    Another explanation still – and perhaps this is most likely – is that broadsheet newspaper journalists are hideously stretched, and the possible loss of the only professional orchestra in Northern Ireland is not enough, regardless of its fascinating and important history: only its death will be enough to merit a notice. The relatively sparse mainland coverage of the £100bn bailout for Northern Ireland’s executive, sanctioned by chancellor George Osborne last month and part of the wider context of the orchestra’s financial woes, perhaps adds further weight to this theory.

    But whatever the explanation for the lack of coverage, either the orchestra will survive or it won’t. If it doesn’t, the bones will be picked over and there will be apportioning of blame.
    If its future is secured, then questions will immediately be asked about its past.

    Since the resignation in March of its last permanent chief executive, Rosa Solinas, the orchestra has been led by chairman Sir George Bain as interim chief executive, for the second time in his tenure. There is a reason for the separation of board and executives in organisations such as the Ulster Orchestra: where public money is being spent it is important that it is spent responsibly; this requires oversight, which requires perspective, which requires distance. A chairman who is required to get his hands dirty in rescuing his organisation is open to the charge of not doing his job properly up to, and possibly including, that point. Certainly Lebrecht has called for Sir George’s resignation as a prerequisite for the orchestra to be saved, as well as a public enquiry into the Arts Council of Northern Ireland.

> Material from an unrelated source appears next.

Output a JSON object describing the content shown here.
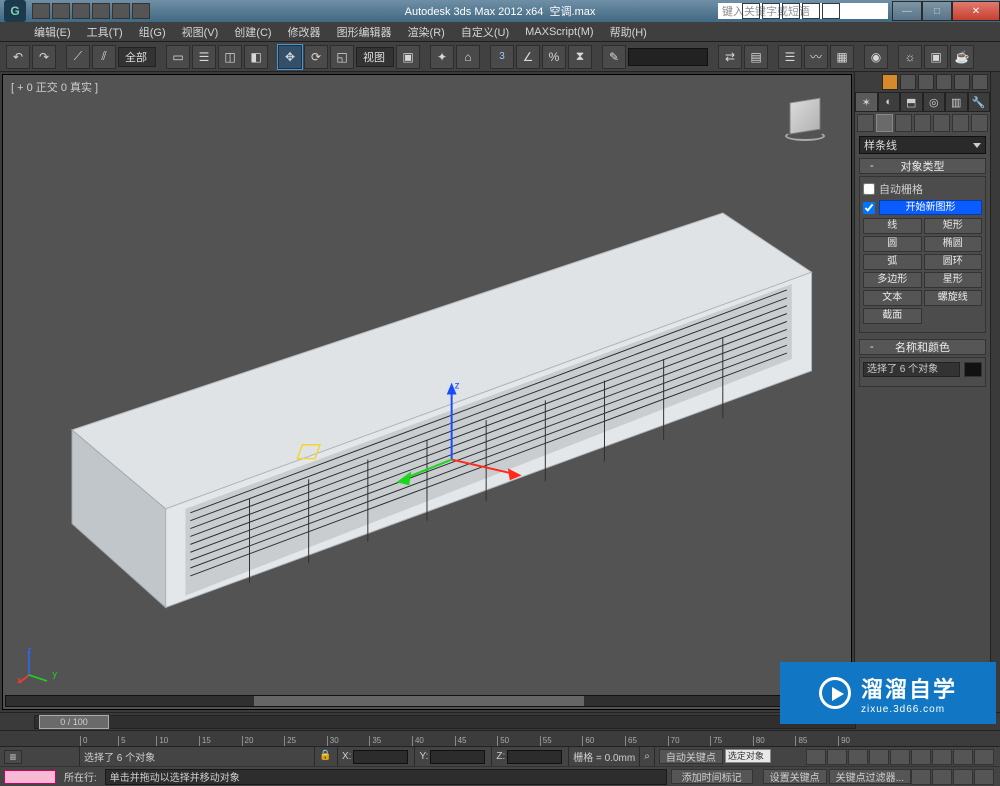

    But the heightened sense of jeopardy in the situation was summed up by Tom Service: ‘In the context of debates about how many orchestras other parts of the UK have or should have, Northern Ireland’s situation is simpler and starker. There is only one full-time professional orchestra there, so without the Ulster Orchestra, you’re not just talking about a reduction in orchestral provision, opportunity and possibility: the instant and irreversible effect would be the destruction of orchestral culture … the question is whether there’s the time, the will, or the money to save the orchestra.’
    The exponential growth of the ‘Save the Ulster Orchestra’ campaign on Facebook and on petition website Change.org, at least in the campaign’s early stages, suggested that there is a strong and committed bedrock of support for the orchestra. Whether that is enough to convince those who hold the purse strings to at least give the orchestra a stay of execution to sort itself out was at the time of going to press unknown.

  • >